Virgin Broadband2Go made a huge splash in late 2010 when the company announced that it was offering truly unlimited (no cap) 3G on a no-contract pre-paid basis for $40 per month. Unfortunately that offer was short-lived. Virgin announced last week that in February, it will begin capping data usage at 5 gigabytes per month. Some carriers, such as Virgin, slow down users’ speed when they exceed the limit. Others, such as Sprint, charge users a per-megabyte fee for excess usage.
To put the data cap in perspective, we had a Sprint Overdrive for several months. The Overdrive is a 3G/4G hybrid device that automatically connects to 4G when it is available, and 3G the rest of the time. In the year that we had the Overdrive, we were only in a 4G area once, for a few minutes. So we were subject to the 3G data cap every month. We had two computers connected to the device and were careful to avoid watching streaming video or listening to music. We turned off our automatic updates, and used settings in our browsers to prevent videos from automatically loading. Despite these precautions, we exceeded our usage twice, both at a significant cost.

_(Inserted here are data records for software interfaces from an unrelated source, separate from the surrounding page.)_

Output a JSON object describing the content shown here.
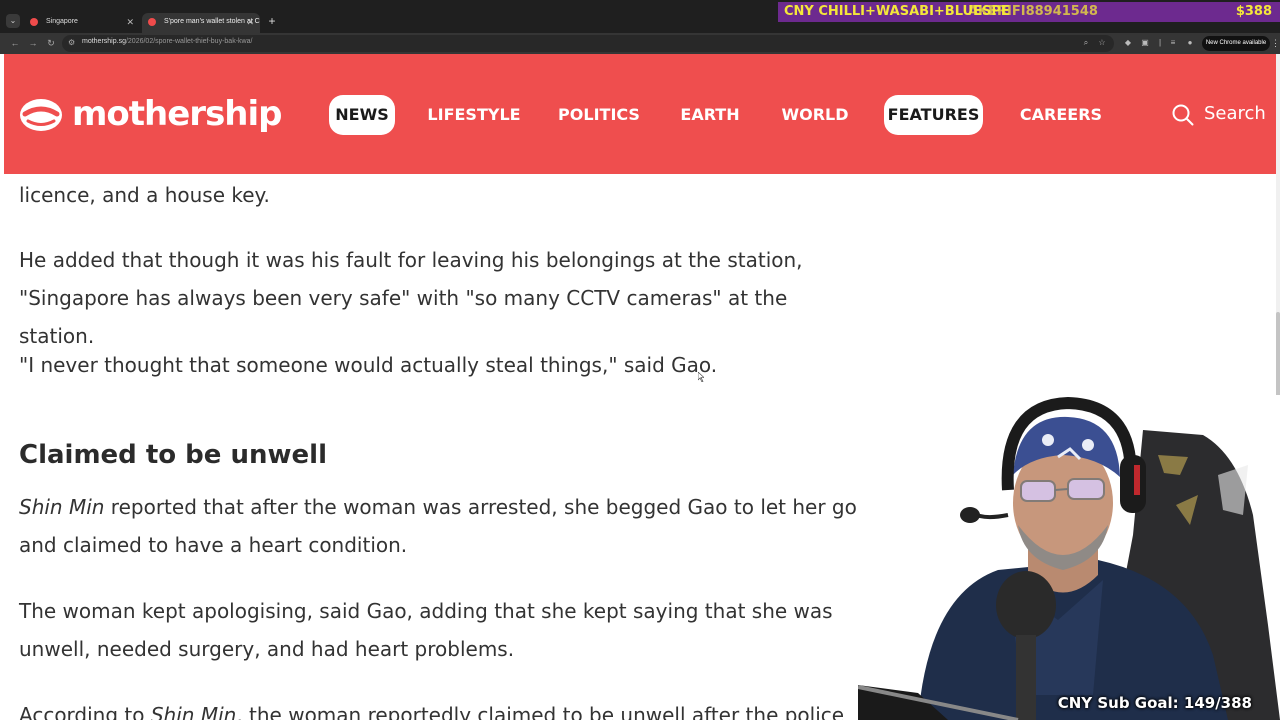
{
  "browser": {
    "tabs": [
      {
        "title": "Singapore"
      },
      {
        "title": "S'pore man's wallet stolen at C"
      }
    ],
    "url_host": "mothership.sg",
    "url_path": "/2026/02/spore-wallet-thief-buy-bak-kwa/",
    "update_label": "New Chrome available"
  },
  "stream_overlay": {
    "ticker": "CNY CHILLI+WASABI+BLUESPE",
    "ticker_ghost": "AKERIFI88941548",
    "amount": "$388",
    "sub_goal": "CNY Sub Goal: 149/388"
  },
  "site": {
    "logo": "mothership",
    "nav": [
      {
        "label": "NEWS",
        "active": true
      },
      {
        "label": "LIFESTYLE",
        "active": false
      },
      {
        "label": "POLITICS",
        "active": false
      },
      {
        "label": "EARTH",
        "active": false
      },
      {
        "label": "WORLD",
        "active": false
      },
      {
        "label": "FEATURES",
        "active": true
      },
      {
        "label": "CAREERS",
        "active": false
      }
    ],
    "search_label": "Search"
  },
  "article": {
    "p1": "licence, and a house key.",
    "p2_line1": "He added that though it was his fault for leaving his belongings at the station,",
    "p2_line2": "\"Singapore has always been very safe\" with \"so many CCTV cameras\" at the station.",
    "p3": "\"I never thought that someone would actually steal things,\" said Gao.",
    "heading": "Claimed to be unwell",
    "p4_source": "Shin Min",
    "p4_line1_rest": " reported that after the woman was arrested, she begged Gao to let her go",
    "p4_line2": "and claimed to have a heart condition.",
    "p5_line1": "The woman kept apologising, said Gao, adding that she kept saying that she was",
    "p5_line2": "unwell, needed surgery, and had heart problems.",
    "p6_start": "According to",
    "p6_source": "Shin Min",
    "p6_rest": ", the woman reportedly claimed to be unwell after the police"
  }
}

The major advantage to mobile broadband is the ability to use the service while traveling down the road. Dad usually drives, and I am able to settle back in my seat and write articles as we go. The air card works about as well as a cell phone–sometimes the signal drops when we enter a remote area, and the speed varies according to our distance from a cell tower. However, I have successfully connected from deep within a state park.
Satellite internet is the most expensive but most reliable option for long-term travelers. If you have an RV or house boat, you can have a dish permanently mounted, preventing the need to set it up and tear it down each time. Some systems also offer automatic pointing, saving you time in determining the proper coordinates.
The initial cost outlay is significant for a permanently mounted system, ranging from $3,000 to more than $20,000. Monthly fees range from $40 per month for a consumer-grade plan with a daily download cap of 200 megabytes to nearly $1000 per month for a commercial-grade plan with no download caps.
Due to price, we have decided not to invest in portable satellite internet at this time. We currently use the Virgin Broadband2Go mobile broadband service. Once the 5 gigabyte data limit kicks in next month, we may weigh our options yet again. The price of satellite equipment has fallen dramatically in the past five years, and we hope that it will continue to fall. Until and unless that happens, however, we will continue to use a mix of mobile broadband and Wi-Fi.